=== Section Start ===

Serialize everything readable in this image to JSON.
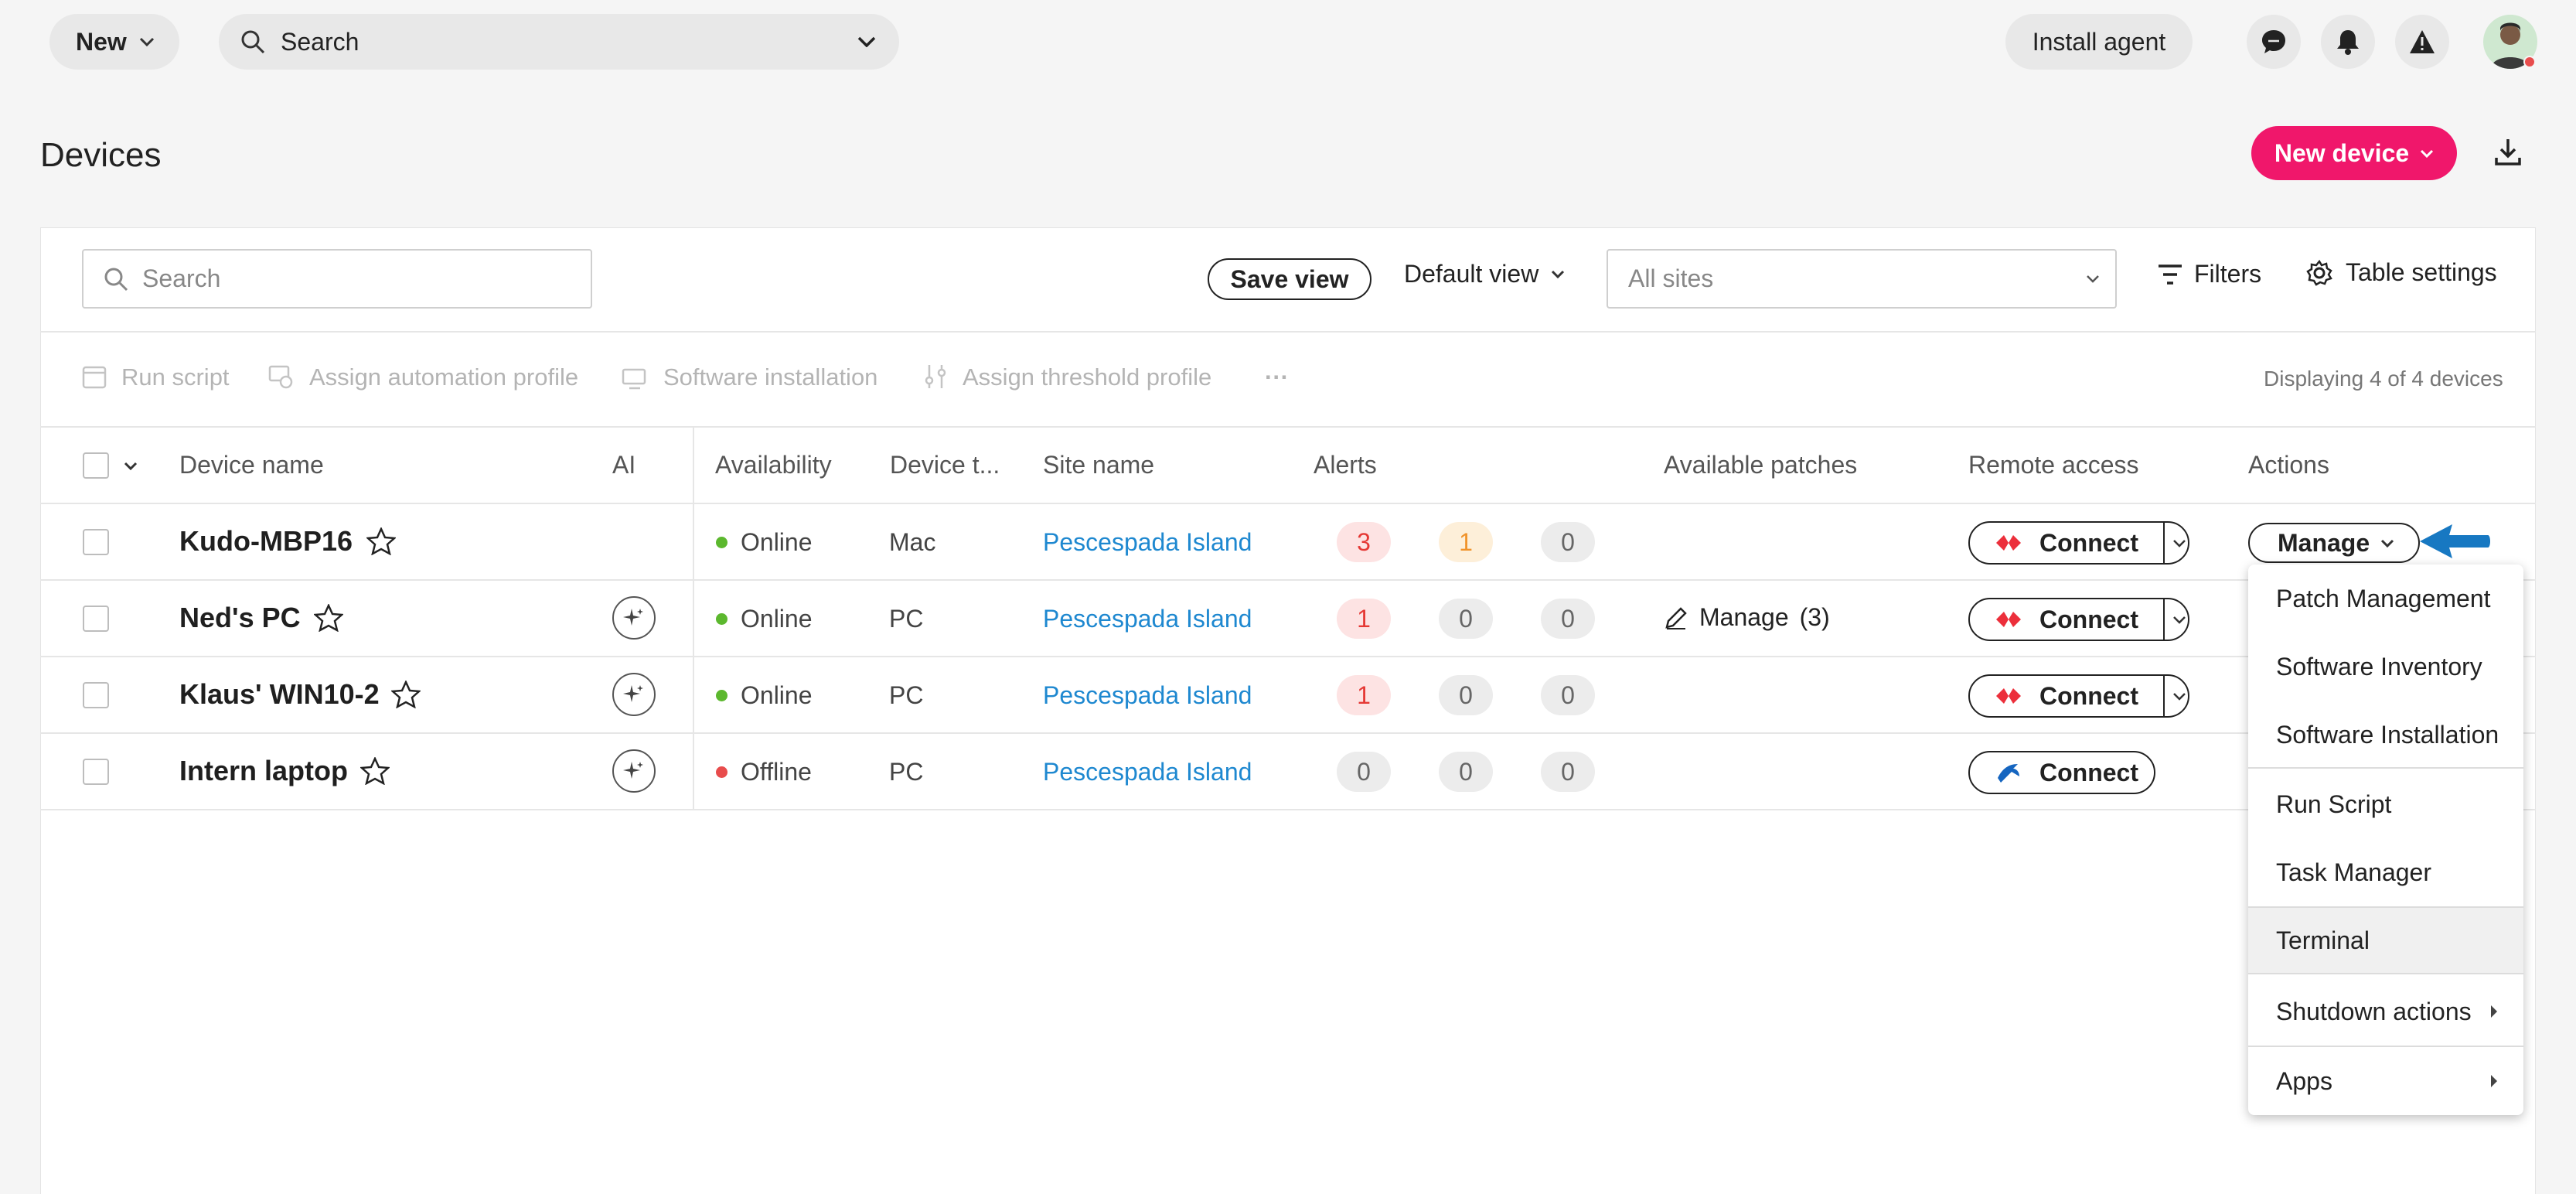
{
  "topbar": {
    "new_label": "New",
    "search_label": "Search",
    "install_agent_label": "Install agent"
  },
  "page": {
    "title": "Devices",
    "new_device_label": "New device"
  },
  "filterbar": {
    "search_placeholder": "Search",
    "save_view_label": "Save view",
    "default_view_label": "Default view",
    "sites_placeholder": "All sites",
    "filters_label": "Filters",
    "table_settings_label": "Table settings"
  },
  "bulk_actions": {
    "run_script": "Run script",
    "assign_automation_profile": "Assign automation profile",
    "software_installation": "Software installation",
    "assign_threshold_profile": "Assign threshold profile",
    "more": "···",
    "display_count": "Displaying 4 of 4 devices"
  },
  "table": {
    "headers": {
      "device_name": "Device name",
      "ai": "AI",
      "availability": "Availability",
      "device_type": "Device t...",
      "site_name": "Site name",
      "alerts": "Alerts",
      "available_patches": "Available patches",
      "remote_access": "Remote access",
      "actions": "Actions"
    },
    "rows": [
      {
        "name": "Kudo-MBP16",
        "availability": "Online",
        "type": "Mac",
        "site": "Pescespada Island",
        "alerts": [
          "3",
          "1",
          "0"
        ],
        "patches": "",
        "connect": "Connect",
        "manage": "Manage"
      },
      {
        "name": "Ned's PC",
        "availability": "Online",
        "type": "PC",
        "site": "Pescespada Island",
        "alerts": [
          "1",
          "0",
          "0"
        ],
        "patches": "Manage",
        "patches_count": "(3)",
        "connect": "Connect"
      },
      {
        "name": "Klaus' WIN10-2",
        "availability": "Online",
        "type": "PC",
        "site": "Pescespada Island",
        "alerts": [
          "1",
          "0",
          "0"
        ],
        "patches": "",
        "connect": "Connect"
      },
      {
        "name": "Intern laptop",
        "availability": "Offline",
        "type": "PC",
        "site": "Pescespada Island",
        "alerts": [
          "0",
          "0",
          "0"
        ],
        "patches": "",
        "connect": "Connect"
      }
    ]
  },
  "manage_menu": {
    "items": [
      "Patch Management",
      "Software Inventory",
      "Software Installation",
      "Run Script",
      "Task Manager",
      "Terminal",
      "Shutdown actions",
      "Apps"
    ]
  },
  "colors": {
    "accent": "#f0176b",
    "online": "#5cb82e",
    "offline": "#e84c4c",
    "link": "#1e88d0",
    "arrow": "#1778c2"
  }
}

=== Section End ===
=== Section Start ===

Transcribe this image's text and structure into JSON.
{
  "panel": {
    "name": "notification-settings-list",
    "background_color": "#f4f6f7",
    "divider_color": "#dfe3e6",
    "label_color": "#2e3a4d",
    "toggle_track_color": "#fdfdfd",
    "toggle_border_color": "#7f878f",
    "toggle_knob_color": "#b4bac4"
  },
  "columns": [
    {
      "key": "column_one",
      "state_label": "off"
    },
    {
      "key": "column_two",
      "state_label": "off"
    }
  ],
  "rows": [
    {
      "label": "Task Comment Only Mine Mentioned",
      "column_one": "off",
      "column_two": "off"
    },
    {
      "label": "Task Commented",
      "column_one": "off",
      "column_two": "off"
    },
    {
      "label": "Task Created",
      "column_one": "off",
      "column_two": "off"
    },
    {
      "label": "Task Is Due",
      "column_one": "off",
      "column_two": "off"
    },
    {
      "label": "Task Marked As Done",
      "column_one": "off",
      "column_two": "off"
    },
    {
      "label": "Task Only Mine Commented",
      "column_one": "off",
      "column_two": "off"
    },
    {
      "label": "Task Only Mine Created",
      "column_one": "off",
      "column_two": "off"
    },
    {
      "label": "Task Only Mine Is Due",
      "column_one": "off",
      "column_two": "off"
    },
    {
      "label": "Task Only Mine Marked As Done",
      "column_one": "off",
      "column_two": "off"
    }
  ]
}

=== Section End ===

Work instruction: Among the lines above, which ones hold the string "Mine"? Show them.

Written solution:
      "label": "Task Comment Only Mine Mentioned",
      "label": "Task Only Mine Commented",
      "label": "Task Only Mine Created",
      "label": "Task Only Mine Is Due",
      "label": "Task Only Mine Marked As Done",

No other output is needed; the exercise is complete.